We’ve tried, I certainly have, but I’ve just never bought into the promotion or saw it as anything other than a second, sometimes third, rate WWE. And when WWE can be as frustratingly poor, there’s very little to gain from watching an even poorer version.
That said, there is one superstar that was within the TNA ranks that I always enjoyed. Namely, James Storm.
A beer swilling superstar maybe isn’t the freshest of ideas but I enjoyed his shtick, the country music video was a tad cheesy but at least entertaining and with nearly two decade’s experience in the ring, he always looked very capable even when those around him didn’t.

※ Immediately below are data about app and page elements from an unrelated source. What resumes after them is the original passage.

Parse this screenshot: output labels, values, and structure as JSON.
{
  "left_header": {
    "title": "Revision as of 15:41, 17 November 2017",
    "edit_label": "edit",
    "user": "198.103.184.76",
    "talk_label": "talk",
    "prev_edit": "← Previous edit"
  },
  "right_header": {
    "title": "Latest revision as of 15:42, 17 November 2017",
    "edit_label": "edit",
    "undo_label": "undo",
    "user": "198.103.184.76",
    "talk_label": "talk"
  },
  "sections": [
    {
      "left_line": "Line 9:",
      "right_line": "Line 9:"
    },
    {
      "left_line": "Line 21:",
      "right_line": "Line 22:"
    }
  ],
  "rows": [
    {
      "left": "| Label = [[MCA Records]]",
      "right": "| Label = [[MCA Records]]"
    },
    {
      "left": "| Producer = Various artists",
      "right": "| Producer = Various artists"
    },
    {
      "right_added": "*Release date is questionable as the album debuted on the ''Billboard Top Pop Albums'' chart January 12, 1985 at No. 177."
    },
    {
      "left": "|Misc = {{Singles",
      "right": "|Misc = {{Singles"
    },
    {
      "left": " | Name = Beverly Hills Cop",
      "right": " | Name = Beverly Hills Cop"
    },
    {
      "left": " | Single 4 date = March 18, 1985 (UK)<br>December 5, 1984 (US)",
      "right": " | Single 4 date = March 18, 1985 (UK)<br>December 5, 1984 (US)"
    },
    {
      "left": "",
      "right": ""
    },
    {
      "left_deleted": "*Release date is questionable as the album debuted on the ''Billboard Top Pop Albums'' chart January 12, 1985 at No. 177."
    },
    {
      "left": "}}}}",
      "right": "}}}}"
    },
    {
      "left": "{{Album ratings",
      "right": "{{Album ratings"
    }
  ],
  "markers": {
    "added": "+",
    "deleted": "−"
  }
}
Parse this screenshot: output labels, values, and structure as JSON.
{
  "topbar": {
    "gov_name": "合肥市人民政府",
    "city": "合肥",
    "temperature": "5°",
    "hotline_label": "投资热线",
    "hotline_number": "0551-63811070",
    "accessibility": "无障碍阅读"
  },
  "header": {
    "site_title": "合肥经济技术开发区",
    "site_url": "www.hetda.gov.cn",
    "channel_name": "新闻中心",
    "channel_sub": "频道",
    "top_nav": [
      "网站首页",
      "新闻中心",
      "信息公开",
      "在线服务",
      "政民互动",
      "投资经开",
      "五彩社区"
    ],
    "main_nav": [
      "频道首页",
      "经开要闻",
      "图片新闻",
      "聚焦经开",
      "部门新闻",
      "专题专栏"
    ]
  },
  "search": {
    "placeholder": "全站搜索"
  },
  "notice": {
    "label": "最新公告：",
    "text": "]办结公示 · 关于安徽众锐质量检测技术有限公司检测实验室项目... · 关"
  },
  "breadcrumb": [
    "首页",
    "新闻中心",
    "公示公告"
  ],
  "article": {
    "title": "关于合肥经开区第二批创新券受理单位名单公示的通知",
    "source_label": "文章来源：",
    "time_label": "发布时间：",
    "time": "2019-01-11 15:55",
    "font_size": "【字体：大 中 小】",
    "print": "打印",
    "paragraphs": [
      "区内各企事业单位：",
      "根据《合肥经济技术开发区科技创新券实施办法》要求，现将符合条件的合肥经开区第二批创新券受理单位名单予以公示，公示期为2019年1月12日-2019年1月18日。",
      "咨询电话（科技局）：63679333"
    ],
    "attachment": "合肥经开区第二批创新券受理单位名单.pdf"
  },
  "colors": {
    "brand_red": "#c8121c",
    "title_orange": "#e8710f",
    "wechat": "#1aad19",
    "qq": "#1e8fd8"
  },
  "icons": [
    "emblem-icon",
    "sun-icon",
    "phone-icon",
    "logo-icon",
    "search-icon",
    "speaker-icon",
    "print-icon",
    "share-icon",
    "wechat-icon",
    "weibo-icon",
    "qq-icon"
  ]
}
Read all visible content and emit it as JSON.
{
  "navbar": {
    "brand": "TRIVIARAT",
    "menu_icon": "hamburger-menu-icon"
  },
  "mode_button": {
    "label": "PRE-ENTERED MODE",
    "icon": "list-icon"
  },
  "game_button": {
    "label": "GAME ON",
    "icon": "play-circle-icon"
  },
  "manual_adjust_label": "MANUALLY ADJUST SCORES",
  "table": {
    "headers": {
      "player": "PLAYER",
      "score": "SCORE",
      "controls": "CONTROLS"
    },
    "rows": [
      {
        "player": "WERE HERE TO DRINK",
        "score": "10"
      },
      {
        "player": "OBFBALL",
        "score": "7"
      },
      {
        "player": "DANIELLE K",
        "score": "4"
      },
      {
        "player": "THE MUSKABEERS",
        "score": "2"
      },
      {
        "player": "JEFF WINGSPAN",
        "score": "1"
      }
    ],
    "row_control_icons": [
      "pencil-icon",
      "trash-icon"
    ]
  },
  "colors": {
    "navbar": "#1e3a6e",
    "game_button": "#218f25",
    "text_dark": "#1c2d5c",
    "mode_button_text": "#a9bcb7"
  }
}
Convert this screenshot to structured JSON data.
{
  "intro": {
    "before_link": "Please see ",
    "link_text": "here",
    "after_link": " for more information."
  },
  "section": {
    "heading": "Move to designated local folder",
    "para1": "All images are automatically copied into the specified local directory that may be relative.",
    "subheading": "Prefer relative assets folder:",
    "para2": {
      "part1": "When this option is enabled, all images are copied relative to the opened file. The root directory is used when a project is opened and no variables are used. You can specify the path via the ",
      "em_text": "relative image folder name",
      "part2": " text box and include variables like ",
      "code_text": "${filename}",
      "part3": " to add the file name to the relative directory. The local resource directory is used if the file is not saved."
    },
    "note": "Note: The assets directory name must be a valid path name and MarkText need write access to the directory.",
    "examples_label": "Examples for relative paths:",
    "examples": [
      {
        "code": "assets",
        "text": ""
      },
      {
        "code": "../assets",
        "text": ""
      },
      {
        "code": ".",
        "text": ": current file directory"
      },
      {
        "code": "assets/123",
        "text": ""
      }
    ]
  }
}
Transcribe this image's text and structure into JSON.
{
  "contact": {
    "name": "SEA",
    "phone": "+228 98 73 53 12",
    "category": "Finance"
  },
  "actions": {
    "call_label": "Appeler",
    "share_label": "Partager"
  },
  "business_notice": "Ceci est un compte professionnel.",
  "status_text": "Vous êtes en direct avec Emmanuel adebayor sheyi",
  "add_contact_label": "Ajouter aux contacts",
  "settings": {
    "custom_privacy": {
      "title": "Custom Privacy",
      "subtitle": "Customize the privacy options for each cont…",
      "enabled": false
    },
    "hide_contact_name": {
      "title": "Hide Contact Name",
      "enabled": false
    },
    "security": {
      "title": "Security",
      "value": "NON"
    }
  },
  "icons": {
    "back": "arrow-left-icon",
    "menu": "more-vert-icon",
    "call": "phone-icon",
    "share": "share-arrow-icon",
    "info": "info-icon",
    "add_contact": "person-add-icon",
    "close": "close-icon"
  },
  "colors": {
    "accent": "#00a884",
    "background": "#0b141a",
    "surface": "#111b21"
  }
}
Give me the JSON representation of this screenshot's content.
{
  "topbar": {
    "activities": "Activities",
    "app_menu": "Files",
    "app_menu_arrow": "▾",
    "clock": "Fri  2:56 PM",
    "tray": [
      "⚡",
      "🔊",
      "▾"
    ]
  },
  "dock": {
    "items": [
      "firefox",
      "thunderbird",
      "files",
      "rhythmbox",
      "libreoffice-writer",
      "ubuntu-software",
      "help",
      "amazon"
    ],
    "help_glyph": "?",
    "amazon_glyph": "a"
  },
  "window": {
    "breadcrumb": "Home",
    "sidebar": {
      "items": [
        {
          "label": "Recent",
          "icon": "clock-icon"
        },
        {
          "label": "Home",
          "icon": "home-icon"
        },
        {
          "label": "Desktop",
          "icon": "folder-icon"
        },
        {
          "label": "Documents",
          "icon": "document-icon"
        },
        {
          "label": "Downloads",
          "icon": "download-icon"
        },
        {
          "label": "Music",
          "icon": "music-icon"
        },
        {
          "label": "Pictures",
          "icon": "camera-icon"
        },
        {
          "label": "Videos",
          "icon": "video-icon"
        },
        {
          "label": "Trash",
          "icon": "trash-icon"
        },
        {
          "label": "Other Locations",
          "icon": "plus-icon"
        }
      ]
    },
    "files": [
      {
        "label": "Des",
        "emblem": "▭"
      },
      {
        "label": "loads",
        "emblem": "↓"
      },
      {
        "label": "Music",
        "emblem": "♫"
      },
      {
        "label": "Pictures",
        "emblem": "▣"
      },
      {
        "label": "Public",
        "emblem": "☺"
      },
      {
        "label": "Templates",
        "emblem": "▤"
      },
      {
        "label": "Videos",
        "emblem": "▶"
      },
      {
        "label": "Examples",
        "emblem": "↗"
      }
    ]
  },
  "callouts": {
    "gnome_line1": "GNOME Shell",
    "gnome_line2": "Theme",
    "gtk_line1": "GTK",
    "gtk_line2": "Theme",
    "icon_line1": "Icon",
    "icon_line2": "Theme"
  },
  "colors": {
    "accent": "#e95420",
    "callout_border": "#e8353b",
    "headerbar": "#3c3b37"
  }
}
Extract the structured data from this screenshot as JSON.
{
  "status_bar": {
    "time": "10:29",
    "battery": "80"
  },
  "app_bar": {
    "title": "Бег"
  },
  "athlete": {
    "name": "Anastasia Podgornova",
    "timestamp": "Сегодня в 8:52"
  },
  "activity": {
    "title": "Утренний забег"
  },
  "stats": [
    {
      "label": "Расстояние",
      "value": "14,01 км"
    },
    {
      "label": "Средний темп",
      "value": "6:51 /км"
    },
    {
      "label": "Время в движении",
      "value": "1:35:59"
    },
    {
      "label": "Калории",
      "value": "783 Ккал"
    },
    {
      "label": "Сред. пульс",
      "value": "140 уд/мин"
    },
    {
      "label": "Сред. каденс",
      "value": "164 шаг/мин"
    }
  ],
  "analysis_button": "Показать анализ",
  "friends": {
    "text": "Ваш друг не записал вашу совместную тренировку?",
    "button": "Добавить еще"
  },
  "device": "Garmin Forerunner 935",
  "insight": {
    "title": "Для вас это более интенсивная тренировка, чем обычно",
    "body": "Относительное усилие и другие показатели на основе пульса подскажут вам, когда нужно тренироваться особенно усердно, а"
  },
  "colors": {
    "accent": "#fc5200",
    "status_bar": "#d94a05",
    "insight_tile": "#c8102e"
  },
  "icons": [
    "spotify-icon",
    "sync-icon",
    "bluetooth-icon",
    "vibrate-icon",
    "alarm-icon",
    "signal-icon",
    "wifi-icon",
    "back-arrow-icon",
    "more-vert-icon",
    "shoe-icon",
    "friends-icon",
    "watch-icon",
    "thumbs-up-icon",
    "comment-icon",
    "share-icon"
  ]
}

It was therefore with a mixture of surprise and joy that I saw reported that James Storm debuted in a victorious effort on the recent NXT tapings.
The addition of this experienced hand shows the continued evolution of perhaps the most popular WWE brand.
NXT had started out as the WWE’s development league taking in indie workers to learn the ‘WWE style’ and to get former footballers ready for a new career in the ring. It’s yielded many positives results with some of the most popular current WWE superstars – from Seth Rollins to Xavier Woods – making the step up to the main roster via NXT.
Now, however, NXT has found itself as the destination for some of the most well known wrestling faces previously unaligned to the WWE. Whether it is Prince Devitt who made his name in Europe and Japan before becoming Finn Balor, Japanese stars Kana (Asuka) and KENTA (Hideo Itami), indie darling Kevin Steen (Kevin Owens), Uhaa Nation (Apollo Crews) or the TNA alumni Samoa Joe and James Storm, they have all made their first WWE stop with NXT.
Thanks in no small part to the WWE Network, NXT has become hugely popular with wrestling fans. A lot of this has to do with the simplicity of it’s offering. With more focus on in-ring work than on heel authority figures and length promos, NXT has told a simple and relatively old school story. And the fans have lapped it up.
A chance to see the next generation of talent compete without the pressures associated with performing weekly on Raw, has resulted in a stellar show on a weekly basis and the frequent specials have added even more buzz to NXT.
The additions of hot newcomers like Balor, Asuka and Crews undoubtedly grabbed the headlines but it is the signings of old hands like Joe, Storm and ECW & WWE alumni Rhyno that will help those they work with become the superstars the WWE needs them to become.
Take Storm, a former TNA world champion with two decade’s of experience in the ring, and have him working with the new and less experienced performers will be great for their development. It’s the best way for the new talent to hear stories from the world of wrestling while working with top quality superstars.
There is little doubt that the way Triple H has ran NXT gives us wrestling fans of a more old school mentality a great deal of hope for the future when he takes over the reigns of the main roster from his father-in-law Vince McMahon. You never know how it will pan out when Triple H gets control but everything so far indicates it should be different, it’s just about how different it is.
In the meantime, we get to see some of the brightest young talent and indie darlings compete in one place every Wednesday and I, for one, am grateful for that.